As reported by CNN, Vollmer always had something holding her back from her goals, be it a heart condition, ACL or shoulder injury, or chronic back pain. But another obstacle the swimmer was facing was frequent debilitating stomach aches, which, coupled with her other conditions, inevitably led to her failed effort to qualify for the Olympic trials four years ago.
Vollmer and her doctors weren’t able to identify the cause of the stomach aches as they continued to grow worse and even resulted in multiple trips to the emergency room. And because Vollmer had already received so much care for her other conditions, she tried to ignore the symptoms and rarely shared how much pain she was actually enduring. “I’d always had either knee or shoulder problems,” she said, “so I didn’t want to say ‘Oh, I have a tummy ache today.'”
Vollmer reported being outside with her family on multiple occasions, participating in some kind of friendly competition when a stomach ache would strike and leave her in near tears. But because of the highly-competitive nature of her sport, Vollmer’s family suspected the aches were caused by either nerves or lactic acid build up. But food allergy tests would later reveal that Vollmer was allergic to eggs and gluten – two items she would inevitably be forced to cut from her diet.

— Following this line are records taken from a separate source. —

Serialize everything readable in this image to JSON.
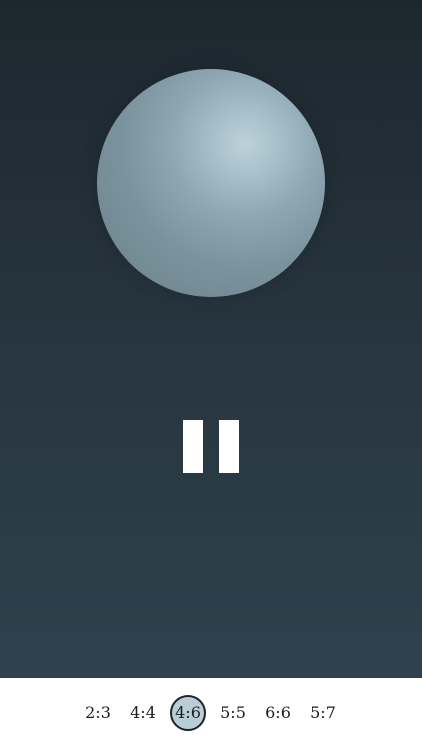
{
  "player": {
    "state": "playing",
    "pause_icon": "pause-icon"
  },
  "colors": {
    "background_top": "#1d272e",
    "background_bottom": "#2f414d",
    "orb": "#8ea7b2",
    "orb_highlight": "#bcd2db",
    "selected_ratio": "#b9cdd6"
  },
  "ratios": {
    "options": [
      "2:3",
      "4:4",
      "4:6",
      "5:5",
      "6:6",
      "5:7"
    ],
    "selected": "4:6"
  }
}
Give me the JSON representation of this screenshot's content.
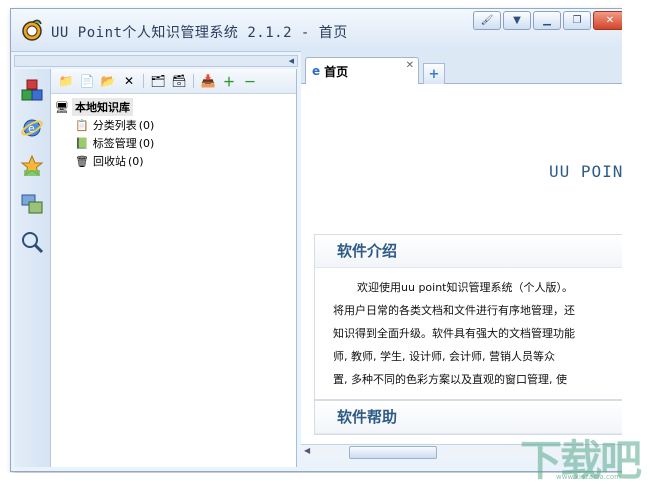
{
  "window": {
    "title": "UU Point个人知识管理系统 2.1.2 - 首页"
  },
  "sidebar": {
    "items": [
      {
        "icon": "cubes-icon"
      },
      {
        "icon": "ie-globe-icon"
      },
      {
        "icon": "star-icon"
      },
      {
        "icon": "windows-icon"
      },
      {
        "icon": "magnifier-icon"
      }
    ]
  },
  "tree": {
    "root_label": "本地知识库",
    "items": [
      {
        "label": "分类列表",
        "count": "(0)",
        "icon": "category-icon"
      },
      {
        "label": "标签管理",
        "count": "(0)",
        "icon": "tag-icon"
      },
      {
        "label": "回收站",
        "count": "(0)",
        "icon": "trash-icon"
      }
    ]
  },
  "tabs": {
    "active": "首页",
    "new_tab_symbol": "+"
  },
  "content": {
    "hero_text": "UU POIN",
    "intro_title": "软件介绍",
    "intro_lines": [
      "欢迎使用uu point知识管理系统（个人版）。",
      "将用户日常的各类文档和文件进行有序地管理，还",
      "知识得到全面升级。软件具有强大的文档管理功能",
      "师, 教师, 学生, 设计师, 会计师, 营销人员等众",
      "置, 多种不同的色彩方案以及直观的窗口管理, 使"
    ],
    "help_title": "软件帮助"
  },
  "watermark": {
    "text": "下载吧",
    "url": "www.xiazaiba.com"
  },
  "colors": {
    "accent": "#2e5b86",
    "close": "#d2452a"
  }
}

According to DietsInReview.com’s Registered Dietitian, Mary Hartley, RD, a gluten-free diet is most often implemented to treat celiac disease, a genetically-determined immune system reaction to gluten – a protein found in wheat, rye and barley; as well as for gluten intolerance – an enzymatic deficiency similar to lactose intolerance.
Similar to others following a gluten-free diet, Vollmer has likely had to become incredibly aware of the gluten hiding in many foods beyond just bread and cereal, including deli meats, soy sauce, salad dressings, canned soup, ice cream, and beer, just to name a few.
“Gluten-free dieters must make a lifelong commitment to diligently reading all food labels,” said Hartley. To make the transition to a gluten-free diet easier, she recommends seeking out organizations such as celiac.com and zeer.com, which provide reliable information and resources on the topic.
As a result of her new diet, Vollmer not only won Olympic gold this week, but is also feeling 100 percent better than she was before going sans gluten and eggs. “It’s amazing how much butter I feel now,” she said. “The stomach aches are gone….I’m in such a great place and finally feeling healthy.”
photo: getty images